Nymans • Sally Freshwater

Mulitflora
pressed flowers, funeral net, linen, gold thread

Mulitflora
pressed flowers, funeral net, linen, gold thread

Mulitflora
pressed flowers, funeral net, linen, gold thread

Artist's Statement

I began working with pressed flowers in response to an invitation to make  work for the exhibition The Honeybee and the Hive at Contemporary  Applied Arts in 2010. Commenting on the potential demise of the bee, and  by implication man, the resulting piece for this exhibition used only blue  larkspur, though there is an intensity and variety in the range of blue in the  flowers, trapped behind black funeral veiling, inaccessible and useless to the  bee in its pressed state.

Researching the history of Nymans and the people  who lived there, visiting the house and the gardens,  accompanied by continuing thoughts around colour  field painting and the potential of shaped canvases  such as those of Richard Smith, I took the Messel family’s passion for their gardens and aspects of  their interior décor to create a new work responsive to the location and history. A new flower work on a large scale that reflects aspects of the long borders, the constant seasonal regeneration of the planting, the floral motifs echoed in the rugs and tapestries in the house as well as in the Messel women’s dresses through the generations.

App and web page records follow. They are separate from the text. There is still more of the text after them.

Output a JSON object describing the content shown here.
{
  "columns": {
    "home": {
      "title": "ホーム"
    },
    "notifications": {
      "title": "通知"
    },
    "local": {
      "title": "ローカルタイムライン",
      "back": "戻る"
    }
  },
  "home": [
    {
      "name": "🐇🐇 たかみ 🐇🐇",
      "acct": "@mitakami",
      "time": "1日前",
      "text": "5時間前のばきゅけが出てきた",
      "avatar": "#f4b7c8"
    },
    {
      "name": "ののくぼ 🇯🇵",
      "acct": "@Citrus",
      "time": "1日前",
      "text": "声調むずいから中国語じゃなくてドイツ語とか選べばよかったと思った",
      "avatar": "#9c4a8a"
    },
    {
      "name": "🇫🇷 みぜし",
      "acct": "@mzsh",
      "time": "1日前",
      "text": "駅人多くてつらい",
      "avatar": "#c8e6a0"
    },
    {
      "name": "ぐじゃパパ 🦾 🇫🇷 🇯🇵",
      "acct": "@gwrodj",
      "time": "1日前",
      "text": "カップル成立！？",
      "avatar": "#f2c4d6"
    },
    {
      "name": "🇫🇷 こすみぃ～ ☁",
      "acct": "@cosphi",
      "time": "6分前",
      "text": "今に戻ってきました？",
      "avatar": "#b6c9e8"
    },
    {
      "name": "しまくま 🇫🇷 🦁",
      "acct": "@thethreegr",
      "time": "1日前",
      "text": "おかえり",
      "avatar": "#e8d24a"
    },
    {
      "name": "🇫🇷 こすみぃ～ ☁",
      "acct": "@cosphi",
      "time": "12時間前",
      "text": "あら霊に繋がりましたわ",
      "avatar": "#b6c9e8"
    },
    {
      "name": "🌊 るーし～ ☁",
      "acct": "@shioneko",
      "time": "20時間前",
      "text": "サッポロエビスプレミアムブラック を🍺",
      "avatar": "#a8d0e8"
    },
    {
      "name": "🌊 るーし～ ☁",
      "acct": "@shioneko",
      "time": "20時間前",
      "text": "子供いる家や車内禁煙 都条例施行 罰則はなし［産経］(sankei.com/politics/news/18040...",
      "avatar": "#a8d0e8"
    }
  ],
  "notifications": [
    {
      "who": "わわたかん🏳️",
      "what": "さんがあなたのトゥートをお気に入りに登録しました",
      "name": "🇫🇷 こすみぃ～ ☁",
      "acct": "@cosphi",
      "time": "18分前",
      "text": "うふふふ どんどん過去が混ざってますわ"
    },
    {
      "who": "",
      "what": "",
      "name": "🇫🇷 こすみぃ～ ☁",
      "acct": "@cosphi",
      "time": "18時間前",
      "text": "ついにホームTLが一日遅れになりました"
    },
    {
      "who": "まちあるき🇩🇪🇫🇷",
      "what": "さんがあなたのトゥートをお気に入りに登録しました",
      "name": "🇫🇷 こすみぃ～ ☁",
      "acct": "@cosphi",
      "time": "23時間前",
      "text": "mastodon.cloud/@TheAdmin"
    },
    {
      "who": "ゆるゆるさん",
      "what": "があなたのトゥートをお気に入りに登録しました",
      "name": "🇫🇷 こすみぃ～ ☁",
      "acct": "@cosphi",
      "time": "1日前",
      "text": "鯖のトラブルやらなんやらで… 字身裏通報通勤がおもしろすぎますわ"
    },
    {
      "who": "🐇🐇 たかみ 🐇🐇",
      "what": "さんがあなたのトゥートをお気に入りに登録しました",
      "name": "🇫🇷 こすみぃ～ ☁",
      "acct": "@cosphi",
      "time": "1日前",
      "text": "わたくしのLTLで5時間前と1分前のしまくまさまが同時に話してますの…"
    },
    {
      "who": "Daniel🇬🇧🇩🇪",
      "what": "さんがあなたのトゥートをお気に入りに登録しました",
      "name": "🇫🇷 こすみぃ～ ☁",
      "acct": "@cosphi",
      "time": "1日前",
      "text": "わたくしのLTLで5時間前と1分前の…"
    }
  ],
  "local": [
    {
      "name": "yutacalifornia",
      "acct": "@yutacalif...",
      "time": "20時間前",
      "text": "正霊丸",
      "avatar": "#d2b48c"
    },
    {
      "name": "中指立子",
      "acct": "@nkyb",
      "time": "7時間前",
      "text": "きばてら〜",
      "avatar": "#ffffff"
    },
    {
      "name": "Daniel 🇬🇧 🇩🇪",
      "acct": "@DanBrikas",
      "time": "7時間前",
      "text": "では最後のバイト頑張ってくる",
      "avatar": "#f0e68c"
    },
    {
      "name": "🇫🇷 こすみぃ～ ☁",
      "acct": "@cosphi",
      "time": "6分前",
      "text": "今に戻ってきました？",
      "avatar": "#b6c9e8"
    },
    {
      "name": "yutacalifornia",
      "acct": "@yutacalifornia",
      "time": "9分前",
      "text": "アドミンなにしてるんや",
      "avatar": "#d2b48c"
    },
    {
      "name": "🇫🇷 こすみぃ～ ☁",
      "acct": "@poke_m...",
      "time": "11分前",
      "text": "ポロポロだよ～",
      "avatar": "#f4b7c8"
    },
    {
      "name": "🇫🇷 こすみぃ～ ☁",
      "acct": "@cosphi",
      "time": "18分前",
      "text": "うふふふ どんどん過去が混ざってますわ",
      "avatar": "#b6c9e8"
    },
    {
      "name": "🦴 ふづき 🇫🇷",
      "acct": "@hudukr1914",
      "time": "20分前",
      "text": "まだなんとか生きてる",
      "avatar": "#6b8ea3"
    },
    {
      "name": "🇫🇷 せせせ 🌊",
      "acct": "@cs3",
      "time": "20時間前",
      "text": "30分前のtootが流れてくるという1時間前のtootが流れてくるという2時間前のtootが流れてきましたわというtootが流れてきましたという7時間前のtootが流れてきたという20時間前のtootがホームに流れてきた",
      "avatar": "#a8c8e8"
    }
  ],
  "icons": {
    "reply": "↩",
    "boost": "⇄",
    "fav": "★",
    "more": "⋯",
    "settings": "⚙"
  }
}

As a location, the fireplace in the Library was proposed, as this was a focal point for Anne, Countess of Rosse, in her later years, as her health was failing and she was no longer so active. So a scale was prescribed by the fireplace, possible colours were suggested by the room, flower types by the  garden…

Sourcing enough pressed flowers in my intended colour range was  problematic – attempting to locate 8,000 similar flowers in the middle of winter with a short timescale was near impossible. The range of colour and flower type was dictated by what was available so there is more variety in the piece than first planned. Filling the void of the fireplace, the final view of the work by the visitor to Nymans is held at a distance by the access to the room, so the detail of  the individual flower motifs and the intermingled gold thread lines remains hidden, the surface seemingly defined by bands of merging colour. Hovering  somewhere between painting and carpet, the rhythmic geometric pattern of the surface becomes more chaotic and meadow-like towards the centre as  the flowers take control.